Lehman Agrees to Buy Neuberger

The deal caps a month-long courtship for one of the premier asset-management firms.
Publish date:

Updated from 8:36 a.m. EDT

Lehman Brothers


said Tuesday it will buy

Neuberger Berman

(NEU) - Get Report

in a $2.63 billion cash and stock deal, capping a month-long courtship for one of the premier asset-management firms.

The purchase price is slightly less than the $3 billion price tag that most industry observers had speculated it would take to get the deal done.

Lehman will pay $41.48 a share for Neuberger's stock, which is a 2.5% premium to the price the asset manager's stock closed at Monday.

But the sale price represents a 20% premium to the price Neuberger's stock was trading for on June 24 -- the date speculation about the deal started making news. The deal also will pay Neuberger shareholders $9.49 in cash and 0.496 shares of Lehman stock.

In afternoon trading, Neuberger's stock was down 51 cents, or 1.3%, at just under $40. Lehman was down a $1, or 1.5%, at $63.52.

In acquiring Neuberger, Lehman gets a money management firm with $63.7 billion in assets under management. The move is part of an attempt by Lehman, which has a small retail customer base, to diversify its business beyond bond trading and investment banking work.

A key part of the deal is the $120 million Lehman is setting aside in restricted stock and other compensation as a way to retain key employees at Neuberger.

"Financially, we expect the combination to further improve our ability to generate consistent and attractive cross-cycle results and create additional value for our shareholders," Lehman said in a statement. "Culturally, Neuberger Berman is a wonderful fit with our one firm culture."

But not everyone on Wall Street was impressed with the deal.

David Trone, a Prudential Securities brokerage analyst, said Lehman is paying too much for Neuberger.
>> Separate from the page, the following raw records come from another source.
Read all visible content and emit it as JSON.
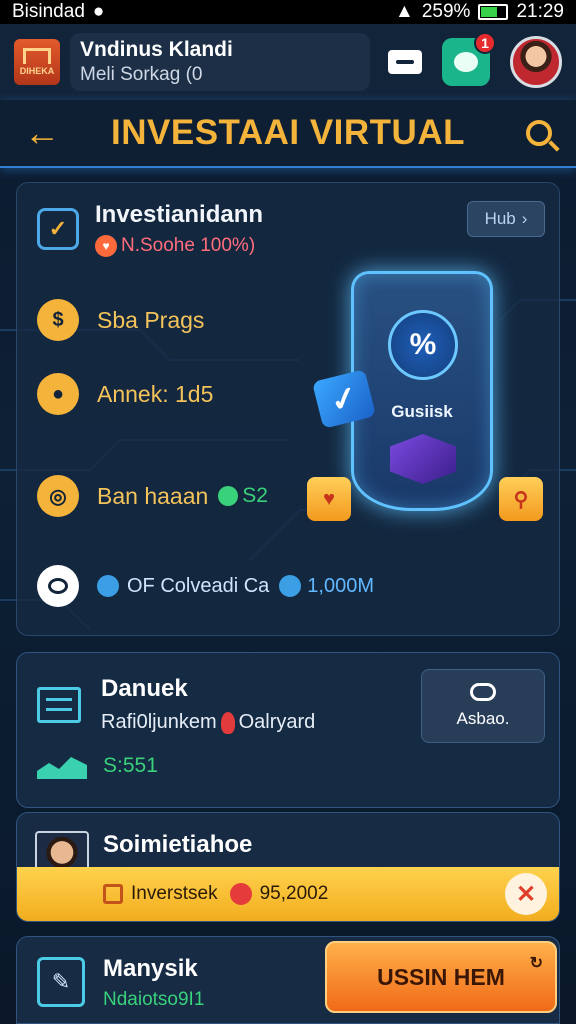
{
  "status_bar": {
    "carrier": "Bisindad",
    "battery": "259%",
    "time": "21:29"
  },
  "header": {
    "logo_text": "DIHEKA",
    "account_name": "Vndinus Klandi",
    "account_sub": "Meli Sorkag (0",
    "notification_count": "1"
  },
  "title_bar": {
    "title": "INVESTAAI VIRTUAL"
  },
  "main_card": {
    "title": "Investianidann",
    "subtitle": "N.Soohe 100%)",
    "hub_button": "Hub",
    "rows": [
      {
        "label": "Sba Prags"
      },
      {
        "label": "Annek: 1d5"
      },
      {
        "label": "Ban haaan",
        "value": "S2"
      },
      {
        "label": "OF Colveadi Ca",
        "value": "1,000M"
      }
    ],
    "shield_percent": "%",
    "shield_label": "Gusiisk"
  },
  "report_card": {
    "title": "Danuek",
    "subtitle_left": "Rafi0ljunkem",
    "subtitle_right": "Oalryard",
    "chart_value": "S:551",
    "button_label": "Asbao."
  },
  "user_card": {
    "name": "Soimietiahoe",
    "band_label": "Inverstsek",
    "band_value": "95,2002"
  },
  "bottom_card": {
    "title": "Manysik",
    "subtitle": "Ndaiotso9I1",
    "cta_label": "USSIN HEM"
  },
  "colors": {
    "accent": "#f4b33a",
    "positive": "#39d17a",
    "alert": "#e52b2b",
    "cta": "#f06a17"
  }
}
While the deal may make sense strategically, Trone contends the price tag is too rich because it will dilute Lehman's earnings in 2004 and won't lead to enough cost savings at the merged firms.

"Neuberger is certainly an attractive property in isolation, but in our view Lehman has paid handsomely for what is essentially a 'cut and paste' transaction," said Trone in a research report.